It’s sad that so many people have crushing debts from school before they even begin a career.  I have far too many friends struggling with student debts even in their thirties.  And it’s absolutely asinine and unforgivable that student loans can’t be discharged in bankruptcy.  I don’t think college is viable for most kids anymore simply because of how out of control the costs have become.  An eighteen year old right out of high school would be better off doing an apprenticeship, going to trade school, or joining the military in most cases it seems.  Some kids might be better off moving overseas and looking for work in East Asia or Europe anymore.  A college friend of mine teaches high school in Netherlands and absolutely loves it as far as I can tell.  A cousin of mine lived in Japan for three years while her husband was stationed over there in the military.  It might not be such a bad idea.  National borders mean less now than they did even twenty years ago.

I try not to offer advice, not because I don’t care.  It’s because we no longer know what the future holds, at least not in terms of in demand careers.  I blog on a regular basis yet that was in it’s early days when I was in high school and college.  Youtube or social media didn’t exist when I was in high school.  Amazon was just getting started in the 1990s.  And of course smart phones didn’t exist and AI was nowhere near as good as it is now.  Renewable energy tech like wind and solar are becoming more affordable and in many cases now competitive with old style fossil fuels.  That wasn’t the case even fifteen years ago.  While many older jobs are definitely going away or getting drastically reduced, there are likely going to be others taking their place.  What if instead of economic Armageddon we were actually heading for one of the biggest industrial and economic booms in history?  What if instead of ecological collapse we solved the problems of air and water pollution?  We have people working on those problems, and many others as I write this.  I once read that in America during the Great Depression of the 1930s, more self made millionaires were made in that decade than in any other before that.  Yet we often think it was a hellish time.  For many people, it was. Yet for others, it was a time of opportunity as well.

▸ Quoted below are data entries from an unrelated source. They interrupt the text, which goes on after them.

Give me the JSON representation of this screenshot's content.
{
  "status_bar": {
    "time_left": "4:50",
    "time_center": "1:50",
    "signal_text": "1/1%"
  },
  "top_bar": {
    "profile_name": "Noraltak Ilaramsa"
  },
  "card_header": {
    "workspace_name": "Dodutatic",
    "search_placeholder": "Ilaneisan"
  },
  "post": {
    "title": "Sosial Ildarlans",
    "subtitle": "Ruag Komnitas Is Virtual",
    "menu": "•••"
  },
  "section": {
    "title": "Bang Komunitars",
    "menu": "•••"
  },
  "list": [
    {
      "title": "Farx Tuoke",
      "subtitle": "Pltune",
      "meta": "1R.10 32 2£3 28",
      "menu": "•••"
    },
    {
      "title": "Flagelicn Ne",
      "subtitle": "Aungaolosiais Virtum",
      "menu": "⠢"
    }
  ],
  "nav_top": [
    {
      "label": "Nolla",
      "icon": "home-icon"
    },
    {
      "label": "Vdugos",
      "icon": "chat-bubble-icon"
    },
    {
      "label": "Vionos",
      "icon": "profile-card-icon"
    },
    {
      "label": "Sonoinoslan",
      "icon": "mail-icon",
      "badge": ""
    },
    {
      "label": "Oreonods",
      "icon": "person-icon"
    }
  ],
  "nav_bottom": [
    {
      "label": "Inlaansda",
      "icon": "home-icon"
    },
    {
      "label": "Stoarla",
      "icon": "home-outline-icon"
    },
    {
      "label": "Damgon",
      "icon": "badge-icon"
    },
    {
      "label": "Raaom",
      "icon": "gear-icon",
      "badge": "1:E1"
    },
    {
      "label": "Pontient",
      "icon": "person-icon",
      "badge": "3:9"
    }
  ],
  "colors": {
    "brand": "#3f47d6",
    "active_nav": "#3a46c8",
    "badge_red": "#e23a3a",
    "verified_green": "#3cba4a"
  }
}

It seems to me that during times of distress and upheaval (like we are living now) there are also opportunities as well.  I may be mentally ill, but I also have an outlet to talk about it and hopefully offer help others that I didn’t have in my younger years.  I have pretty decent treatments when had I grown up in my grandmother’s generation I would have spent the rest of my life in an institution or prison.  Sure I have gained a lot of weight over the course of this illness and my physical health has declined, yet I still have a sharp mind and am stable in spite the illness.  Overall I’m pretty happy.  Maybe not all the time, but then no one is continually blissful at all times anymore than people are always physically healthy.  I doubt I would have ever become a blogger if I didn’t become mentally ill.